Data records for software interfaces:
..........
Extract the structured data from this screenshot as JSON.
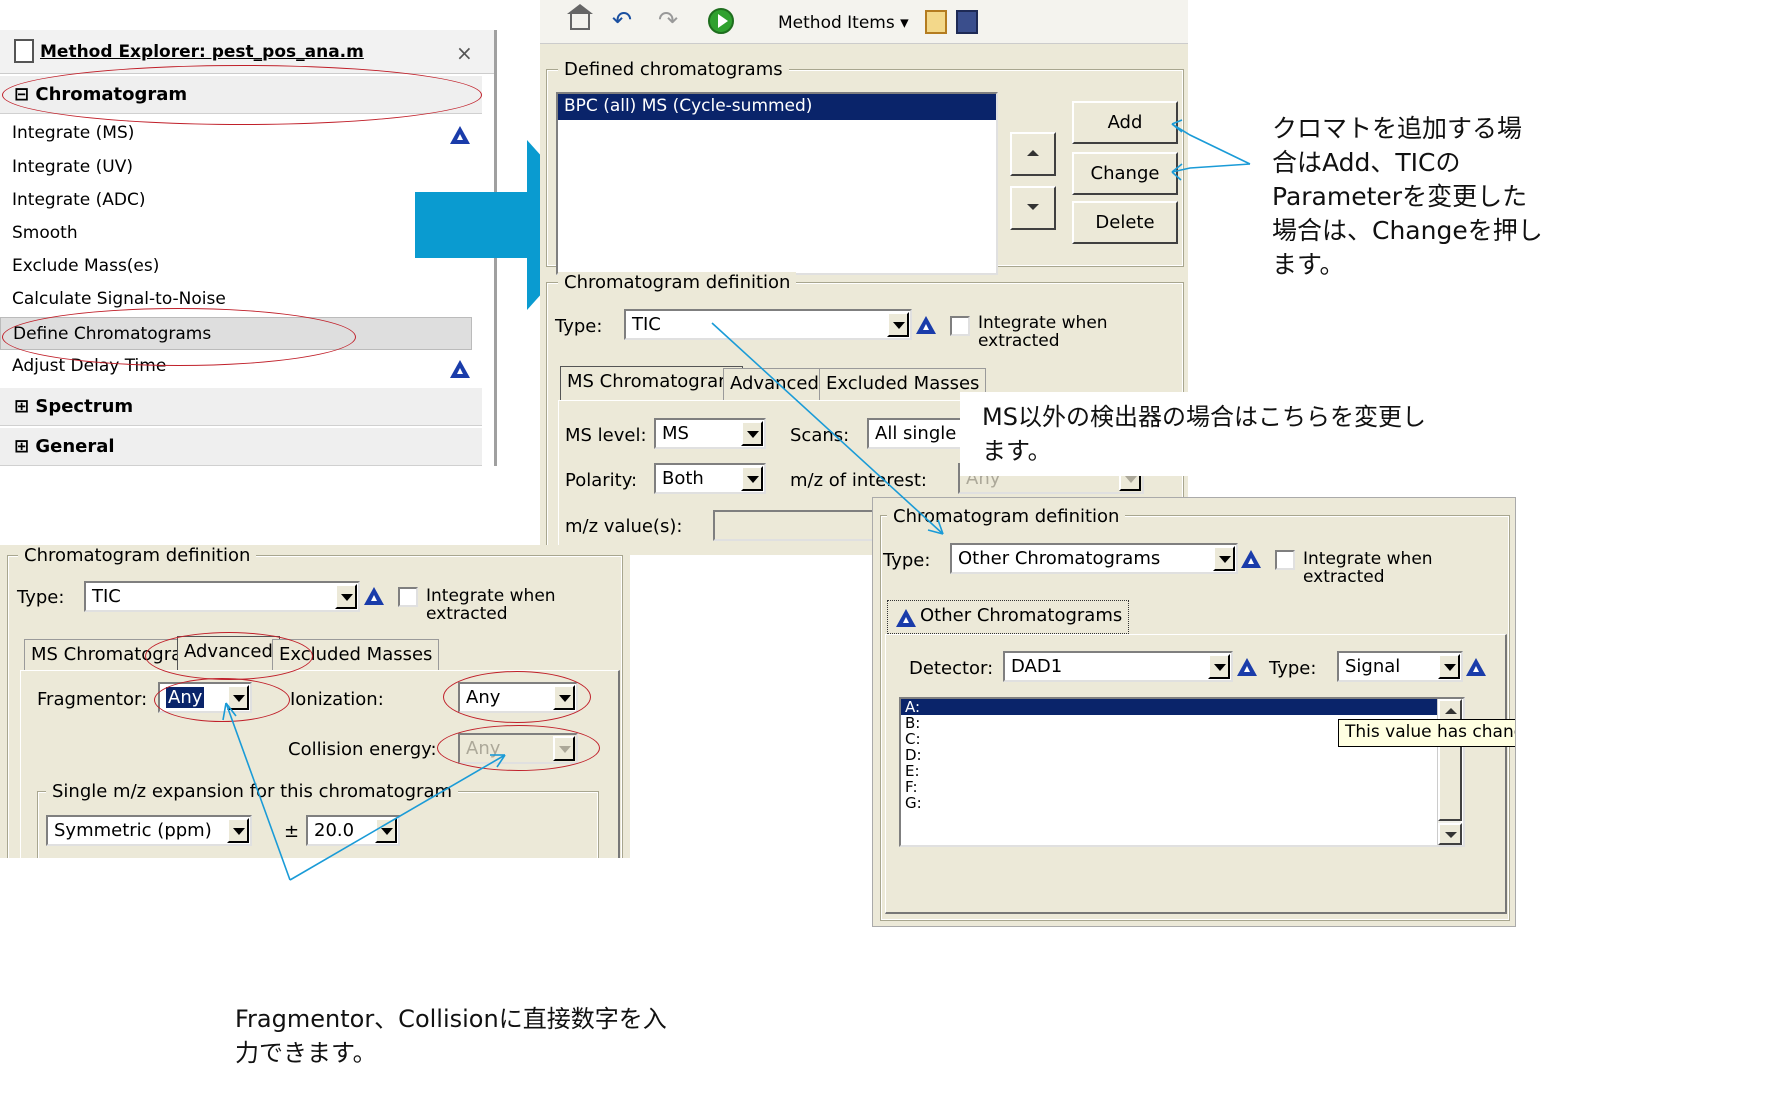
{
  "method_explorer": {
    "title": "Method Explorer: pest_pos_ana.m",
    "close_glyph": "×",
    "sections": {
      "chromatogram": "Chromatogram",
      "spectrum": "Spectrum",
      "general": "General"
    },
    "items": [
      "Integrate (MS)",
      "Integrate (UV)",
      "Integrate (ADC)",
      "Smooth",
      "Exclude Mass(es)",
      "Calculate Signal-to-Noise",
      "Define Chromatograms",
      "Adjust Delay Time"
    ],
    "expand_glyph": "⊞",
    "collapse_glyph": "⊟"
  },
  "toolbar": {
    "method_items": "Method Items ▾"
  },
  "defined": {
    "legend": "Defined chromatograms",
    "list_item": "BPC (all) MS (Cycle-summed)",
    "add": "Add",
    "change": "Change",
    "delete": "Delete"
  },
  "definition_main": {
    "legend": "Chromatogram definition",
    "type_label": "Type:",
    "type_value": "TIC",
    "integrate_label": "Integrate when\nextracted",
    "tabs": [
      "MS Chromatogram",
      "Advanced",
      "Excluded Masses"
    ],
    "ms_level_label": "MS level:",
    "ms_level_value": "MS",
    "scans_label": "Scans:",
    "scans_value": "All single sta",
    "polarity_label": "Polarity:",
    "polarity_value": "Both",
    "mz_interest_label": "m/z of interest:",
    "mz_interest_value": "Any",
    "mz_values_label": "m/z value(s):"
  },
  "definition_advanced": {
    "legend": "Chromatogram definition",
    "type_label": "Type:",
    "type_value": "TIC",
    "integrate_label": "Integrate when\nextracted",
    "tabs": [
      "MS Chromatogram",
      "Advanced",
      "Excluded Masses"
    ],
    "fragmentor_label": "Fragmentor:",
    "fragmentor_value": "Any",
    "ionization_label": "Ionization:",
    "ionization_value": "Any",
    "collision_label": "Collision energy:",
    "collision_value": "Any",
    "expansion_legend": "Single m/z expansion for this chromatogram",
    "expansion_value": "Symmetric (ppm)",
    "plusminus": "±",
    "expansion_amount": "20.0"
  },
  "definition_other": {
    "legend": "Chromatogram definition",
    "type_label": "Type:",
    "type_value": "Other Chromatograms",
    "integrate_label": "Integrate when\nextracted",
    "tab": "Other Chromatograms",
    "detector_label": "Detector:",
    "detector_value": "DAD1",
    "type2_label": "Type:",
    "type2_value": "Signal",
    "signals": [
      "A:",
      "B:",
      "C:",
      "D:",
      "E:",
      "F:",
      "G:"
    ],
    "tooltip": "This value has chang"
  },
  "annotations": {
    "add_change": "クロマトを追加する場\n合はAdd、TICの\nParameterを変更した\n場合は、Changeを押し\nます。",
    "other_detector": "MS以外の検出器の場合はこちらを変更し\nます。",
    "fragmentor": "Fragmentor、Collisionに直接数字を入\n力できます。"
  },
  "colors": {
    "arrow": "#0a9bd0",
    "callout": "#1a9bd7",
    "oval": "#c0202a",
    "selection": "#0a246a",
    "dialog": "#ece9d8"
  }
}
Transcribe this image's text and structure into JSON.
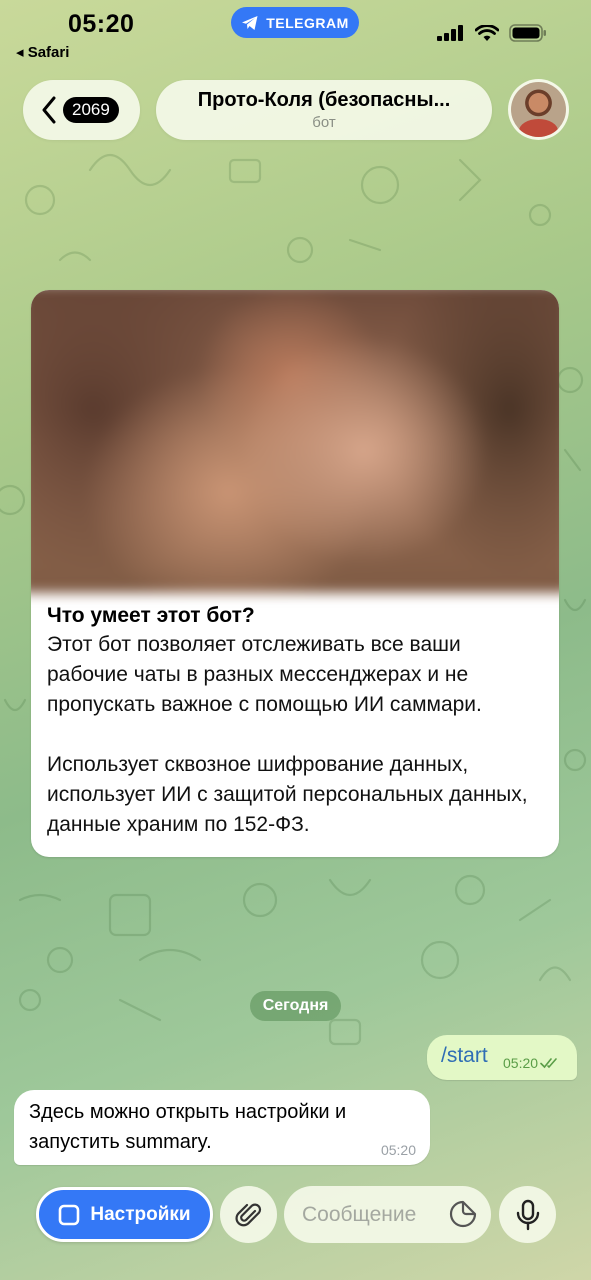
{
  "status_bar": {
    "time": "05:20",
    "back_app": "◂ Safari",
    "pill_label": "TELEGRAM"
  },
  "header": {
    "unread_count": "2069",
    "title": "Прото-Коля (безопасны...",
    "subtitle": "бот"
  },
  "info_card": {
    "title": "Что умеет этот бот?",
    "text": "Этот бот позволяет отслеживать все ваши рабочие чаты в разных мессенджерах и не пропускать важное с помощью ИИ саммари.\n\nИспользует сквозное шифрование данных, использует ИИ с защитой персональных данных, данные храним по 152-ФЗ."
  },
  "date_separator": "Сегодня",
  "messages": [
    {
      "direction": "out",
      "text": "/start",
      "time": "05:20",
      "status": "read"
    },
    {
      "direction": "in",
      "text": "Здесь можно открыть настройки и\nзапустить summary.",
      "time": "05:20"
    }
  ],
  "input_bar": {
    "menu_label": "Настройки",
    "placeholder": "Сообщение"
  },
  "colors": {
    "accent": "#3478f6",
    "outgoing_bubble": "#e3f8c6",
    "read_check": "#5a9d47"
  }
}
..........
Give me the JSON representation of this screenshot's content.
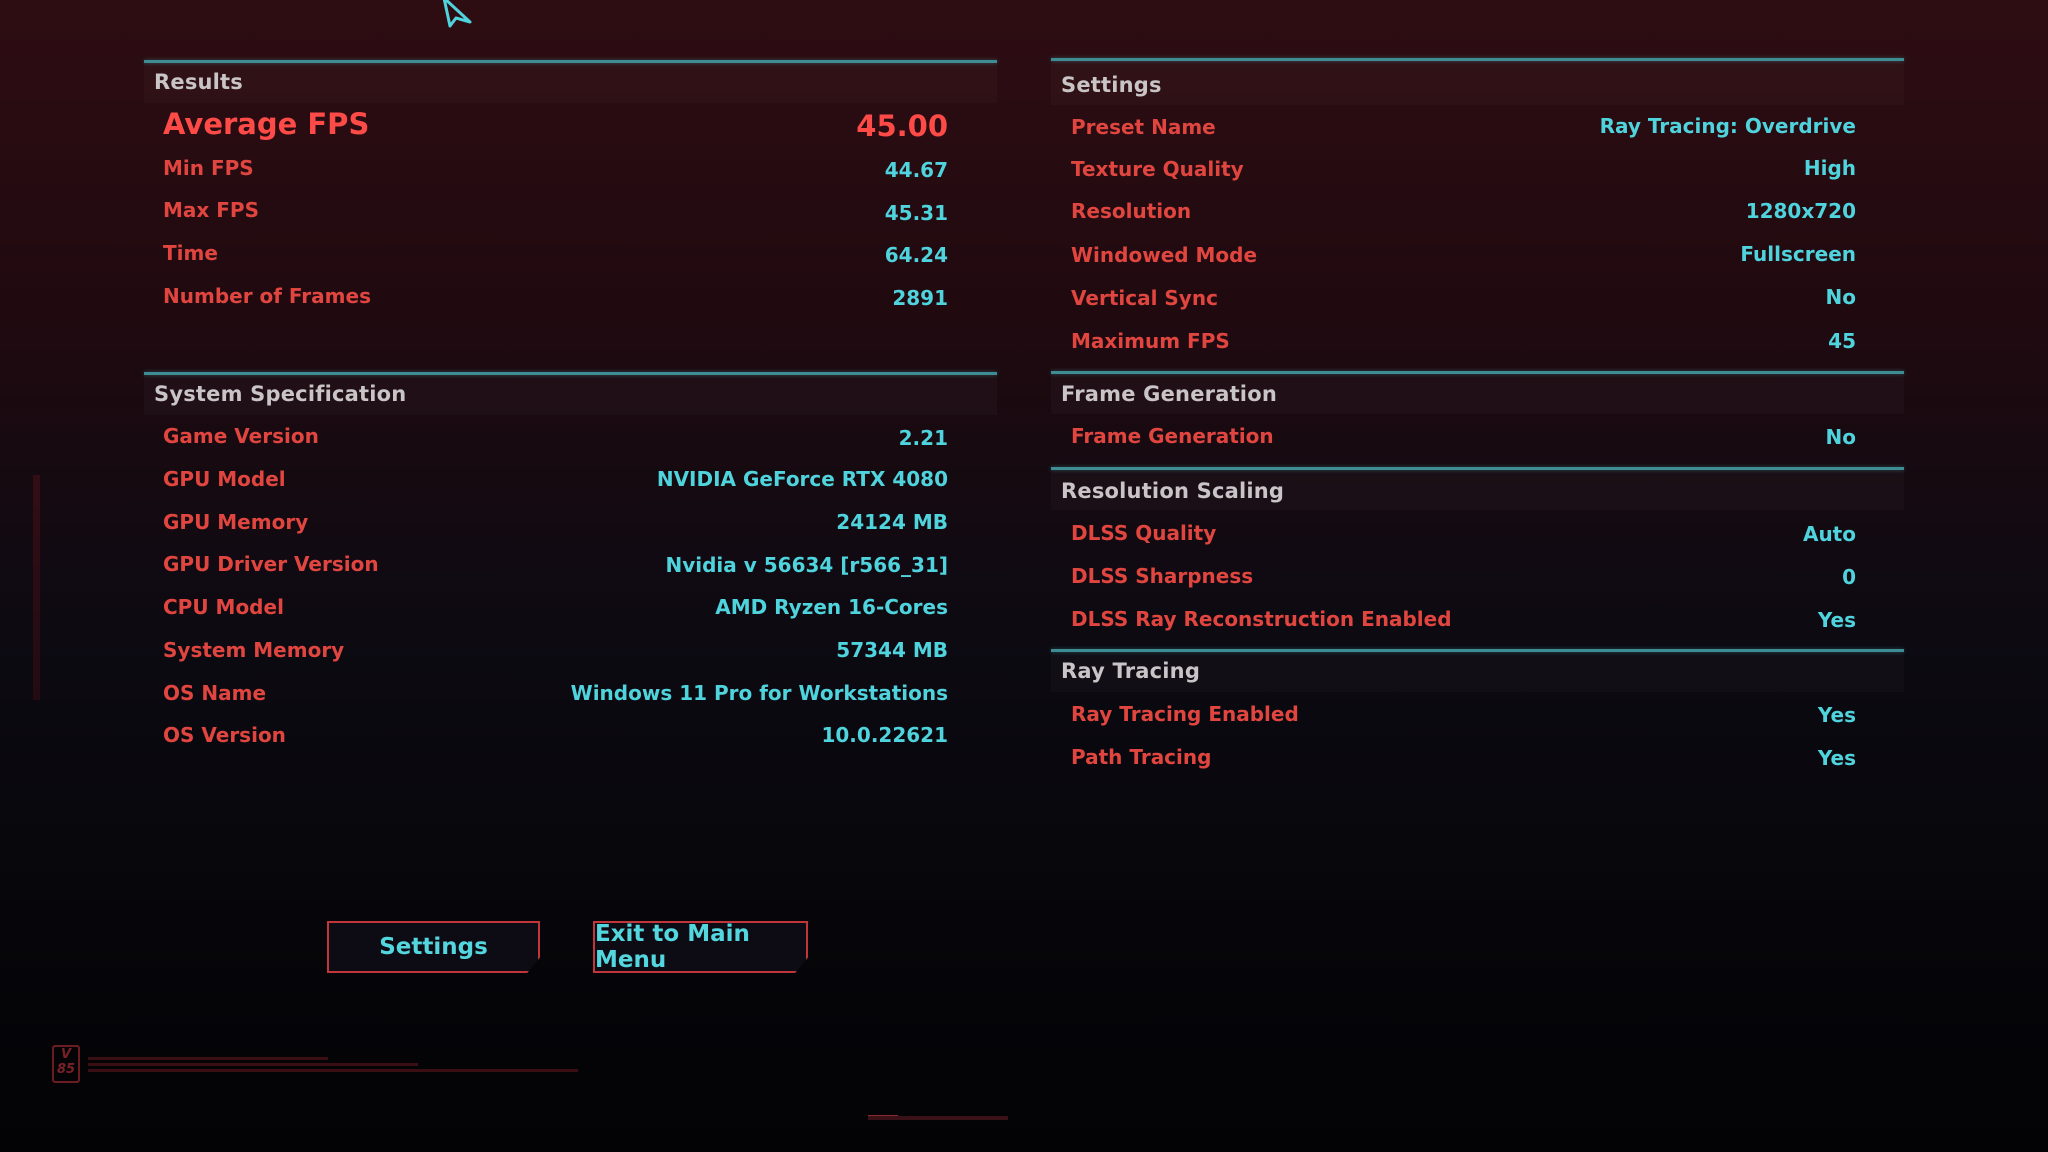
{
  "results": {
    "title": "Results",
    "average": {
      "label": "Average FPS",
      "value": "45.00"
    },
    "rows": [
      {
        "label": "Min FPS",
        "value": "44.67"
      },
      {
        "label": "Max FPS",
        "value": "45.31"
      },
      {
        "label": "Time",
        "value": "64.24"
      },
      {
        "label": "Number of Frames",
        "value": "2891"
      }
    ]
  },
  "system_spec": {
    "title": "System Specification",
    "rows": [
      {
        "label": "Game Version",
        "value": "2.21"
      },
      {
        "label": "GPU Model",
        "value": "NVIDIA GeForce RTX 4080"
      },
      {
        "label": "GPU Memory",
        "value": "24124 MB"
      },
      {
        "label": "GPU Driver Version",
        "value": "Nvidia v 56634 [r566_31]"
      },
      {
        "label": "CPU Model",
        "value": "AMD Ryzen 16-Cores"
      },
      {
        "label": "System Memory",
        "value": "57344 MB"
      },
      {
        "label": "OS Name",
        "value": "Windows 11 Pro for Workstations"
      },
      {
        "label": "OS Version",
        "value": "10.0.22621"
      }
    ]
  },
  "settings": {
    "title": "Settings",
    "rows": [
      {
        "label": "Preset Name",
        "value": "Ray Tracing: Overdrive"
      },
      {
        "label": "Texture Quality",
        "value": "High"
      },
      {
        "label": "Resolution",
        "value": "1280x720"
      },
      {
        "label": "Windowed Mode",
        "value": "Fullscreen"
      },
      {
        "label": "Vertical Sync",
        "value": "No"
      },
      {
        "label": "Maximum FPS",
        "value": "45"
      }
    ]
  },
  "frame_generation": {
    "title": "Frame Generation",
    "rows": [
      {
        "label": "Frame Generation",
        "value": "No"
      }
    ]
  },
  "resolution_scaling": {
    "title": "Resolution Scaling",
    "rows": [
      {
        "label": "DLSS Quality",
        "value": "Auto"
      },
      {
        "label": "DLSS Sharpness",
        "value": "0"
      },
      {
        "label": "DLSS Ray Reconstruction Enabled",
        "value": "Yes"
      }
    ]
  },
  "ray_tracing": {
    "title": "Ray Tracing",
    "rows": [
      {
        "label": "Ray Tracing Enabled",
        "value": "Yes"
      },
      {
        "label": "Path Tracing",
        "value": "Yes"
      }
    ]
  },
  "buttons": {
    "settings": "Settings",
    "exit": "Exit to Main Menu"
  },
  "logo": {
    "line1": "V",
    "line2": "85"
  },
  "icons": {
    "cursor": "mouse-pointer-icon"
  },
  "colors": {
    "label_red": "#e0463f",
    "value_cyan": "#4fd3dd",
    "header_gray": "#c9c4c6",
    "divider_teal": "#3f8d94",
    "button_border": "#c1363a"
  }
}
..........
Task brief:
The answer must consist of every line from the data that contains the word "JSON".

Answer area:
Extract the structured data from this screenshot as JSON.
Transcribe this image's text and structure into JSON.
Give me the JSON representation of this screenshot's content.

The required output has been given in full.